Uber riders don’t like surge pricing, but drivers do, and Uber seems to be of two minds about the subject. A top Uber engineer says the firm is working with machine learning to replace surge pricing, according to NPR. But Uber also says surge pricing is here to stay, at least until it starts using self-driving cars, as reported in TechCrunch.

And both stories reference each other. Are the engineer and Uber just bending meaning around the same fact? Or is Uber just trying to stay in its drivers’ good graces while it presses forward with self-driving cars?

Surge pricing is what happens during periods when the demand for Uber drivers is greater than the supply. When someone sends a ride request, if a surge is in place, the prospective rider is informed that the rate will be two to four times the normal rate. At that point, the customer can accept or decline the offer. Riders of course get frustrated by unexpected high prices. And while surge pricing might make some sense when crowds come out of a big concert or sporting event, sometimes there’s no apparent clue to the cost uptick.

Related: Uber drivers are still contractors and the company will pay up to $100M in settlements

Drivers are naturally in favor of surge pricing. Some even plan their shifts around times they know from experience or knowledge of local events are more likely to have surge pricing in effect. And according to some drivers, if it weren’t for surge fares they couldn’t make a living driving for Uber.

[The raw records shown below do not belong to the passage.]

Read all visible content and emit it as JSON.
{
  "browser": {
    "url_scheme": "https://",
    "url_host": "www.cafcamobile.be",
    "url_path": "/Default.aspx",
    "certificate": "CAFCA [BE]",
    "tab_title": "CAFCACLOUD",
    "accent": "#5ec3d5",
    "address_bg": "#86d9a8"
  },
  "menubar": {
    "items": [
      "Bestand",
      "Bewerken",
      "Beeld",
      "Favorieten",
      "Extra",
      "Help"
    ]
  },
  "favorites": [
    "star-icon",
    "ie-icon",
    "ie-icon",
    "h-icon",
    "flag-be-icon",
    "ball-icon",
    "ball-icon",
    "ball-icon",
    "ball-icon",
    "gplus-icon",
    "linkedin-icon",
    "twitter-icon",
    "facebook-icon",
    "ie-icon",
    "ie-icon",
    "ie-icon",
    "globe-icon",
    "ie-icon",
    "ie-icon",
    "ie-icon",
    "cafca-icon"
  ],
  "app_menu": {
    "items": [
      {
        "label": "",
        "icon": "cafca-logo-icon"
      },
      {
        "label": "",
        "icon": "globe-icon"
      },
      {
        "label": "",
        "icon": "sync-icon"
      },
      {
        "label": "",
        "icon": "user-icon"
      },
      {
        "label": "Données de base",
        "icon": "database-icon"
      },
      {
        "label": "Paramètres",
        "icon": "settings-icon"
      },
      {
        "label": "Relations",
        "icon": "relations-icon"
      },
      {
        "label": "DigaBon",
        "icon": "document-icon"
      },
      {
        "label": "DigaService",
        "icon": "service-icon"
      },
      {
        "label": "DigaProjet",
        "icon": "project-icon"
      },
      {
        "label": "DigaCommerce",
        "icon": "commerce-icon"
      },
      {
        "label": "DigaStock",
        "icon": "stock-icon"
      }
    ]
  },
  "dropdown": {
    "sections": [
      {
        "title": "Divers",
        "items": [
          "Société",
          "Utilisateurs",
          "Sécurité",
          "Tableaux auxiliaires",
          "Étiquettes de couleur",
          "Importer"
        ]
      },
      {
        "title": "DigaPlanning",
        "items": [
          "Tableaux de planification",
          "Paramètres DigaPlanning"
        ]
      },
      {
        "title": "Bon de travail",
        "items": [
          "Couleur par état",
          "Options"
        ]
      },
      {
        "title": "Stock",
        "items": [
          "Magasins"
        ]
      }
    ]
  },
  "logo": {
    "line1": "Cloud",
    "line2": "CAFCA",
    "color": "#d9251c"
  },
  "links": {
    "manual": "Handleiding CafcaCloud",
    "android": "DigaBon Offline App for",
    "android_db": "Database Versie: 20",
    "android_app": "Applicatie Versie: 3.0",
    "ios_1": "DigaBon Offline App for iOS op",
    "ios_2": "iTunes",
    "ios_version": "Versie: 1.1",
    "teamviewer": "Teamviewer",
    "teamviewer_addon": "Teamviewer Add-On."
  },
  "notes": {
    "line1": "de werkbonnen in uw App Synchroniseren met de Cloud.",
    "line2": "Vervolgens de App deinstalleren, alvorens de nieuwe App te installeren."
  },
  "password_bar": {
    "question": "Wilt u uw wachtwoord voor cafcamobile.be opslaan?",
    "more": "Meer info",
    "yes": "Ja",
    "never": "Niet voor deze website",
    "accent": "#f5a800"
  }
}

Jeff Schneider, a lead engineer at the Uber Advanced Technologies Center, said Uber sees surge pricing as a “market failure” and uses machine learning to predict when demand will be greater. As the algorithm improves the company is more able to inform drivers of the demand. When the driver supply increases, the need for a price surge diminishes or goes away.

“That’s where machine learning comes in. That’s where the next generation comes in,” said Schneider. “Because now we can look at all this data, and we can start to make predictions.”

Related: Uber riders: don’t be late, or it will cost you

In Uber’s response to the initial NPR article, the company stated that Schneider did not tell NPR that surge pricing was ending, but only that surge uses machine learning for its predictive algorithm and as a result the problem should diminish in time.

Uber reassured drivers they can still rely on surge pricing to bump up fares during busy periods. Uber did further state that when self-driving cars are deployed it’s likely that surge pricing will disappear.

NPR’s response to the Uber denial about surge pricing being on the way out was to cite part of the interview transcript of the reporter’s conversation with Schneider in an update at the end of the article. In the citation, the reporter asked Schneider directly if he was saying, “machine learning will solve the problem and get rid of surge pricing.” Schneider’s response, “There we go!” Clearly the reporter interpreted Schneider’s answer to mean “right now,” and not in some distant time in the future when Uber employs self-driving cars.

So the fact appears to be that Uber is using machine learning to improve its predictive algorithm for surge pricing. As to whether the goal is to replace surge pricing now or later when Uber begins using driverless cars, well, that remains up in the air. Which meaning do you think is correct?